REQUIRED WORK
Could you give back the whole listing exactly as written?

(Beginning of INPUT DATA)

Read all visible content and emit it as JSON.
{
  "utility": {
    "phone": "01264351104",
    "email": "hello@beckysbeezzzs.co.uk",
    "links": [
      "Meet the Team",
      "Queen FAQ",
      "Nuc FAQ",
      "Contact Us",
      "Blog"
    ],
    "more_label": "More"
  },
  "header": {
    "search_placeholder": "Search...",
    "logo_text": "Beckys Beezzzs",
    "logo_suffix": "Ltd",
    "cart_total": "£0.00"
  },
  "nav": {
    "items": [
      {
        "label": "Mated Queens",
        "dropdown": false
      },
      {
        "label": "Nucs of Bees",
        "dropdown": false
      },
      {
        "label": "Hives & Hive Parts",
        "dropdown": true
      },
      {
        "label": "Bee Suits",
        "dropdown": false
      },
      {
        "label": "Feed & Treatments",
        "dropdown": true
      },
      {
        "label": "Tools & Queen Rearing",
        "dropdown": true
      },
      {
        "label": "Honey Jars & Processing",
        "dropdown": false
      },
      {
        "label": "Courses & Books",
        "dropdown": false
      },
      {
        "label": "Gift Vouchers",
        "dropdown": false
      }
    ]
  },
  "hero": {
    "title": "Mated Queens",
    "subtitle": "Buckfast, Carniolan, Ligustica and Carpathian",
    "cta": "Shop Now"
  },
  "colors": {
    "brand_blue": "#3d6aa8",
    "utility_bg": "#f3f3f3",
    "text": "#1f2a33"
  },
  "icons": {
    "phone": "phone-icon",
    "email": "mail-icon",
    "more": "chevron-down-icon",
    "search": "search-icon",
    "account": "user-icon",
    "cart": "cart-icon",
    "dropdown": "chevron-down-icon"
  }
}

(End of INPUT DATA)

SOLUTION TO THIS EXERCISE
Read all visible content and emit it as JSON.
{
  "utility": {
    "phone": "01264351104",
    "email": "hello@beckysbeezzzs.co.uk",
    "links": [
      "Meet the Team",
      "Queen FAQ",
      "Nuc FAQ",
      "Contact Us",
      "Blog"
    ],
    "more_label": "More"
  },
  "header": {
    "search_placeholder": "Search...",
    "logo_text": "Beckys Beezzzs",
    "logo_suffix": "Ltd",
    "cart_total": "£0.00"
  },
  "nav": {
    "items": [
      {
        "label": "Mated Queens",
        "dropdown": false
      },
      {
        "label": "Nucs of Bees",
        "dropdown": false
      },
      {
        "label": "Hives & Hive Parts",
        "dropdown": true
      },
      {
        "label": "Bee Suits",
        "dropdown": false
      },
      {
        "label": "Feed & Treatments",
        "dropdown": true
      },
      {
        "label": "Tools & Queen Rearing",
        "dropdown": true
      },
      {
        "label": "Honey Jars & Processing",
        "dropdown": false
      },
      {
        "label": "Courses & Books",
        "dropdown": false
      },
      {
        "label": "Gift Vouchers",
        "dropdown": false
      }
    ]
  },
  "hero": {
    "title": "Mated Queens",
    "subtitle": "Buckfast, Carniolan, Ligustica and Carpathian",
    "cta": "Shop Now"
  },
  "colors": {
    "brand_blue": "#3d6aa8",
    "utility_bg": "#f3f3f3",
    "text": "#1f2a33"
  },
  "icons": {
    "phone": "phone-icon",
    "email": "mail-icon",
    "more": "chevron-down-icon",
    "search": "search-icon",
    "account": "user-icon",
    "cart": "cart-icon",
    "dropdown": "chevron-down-icon"
  }
}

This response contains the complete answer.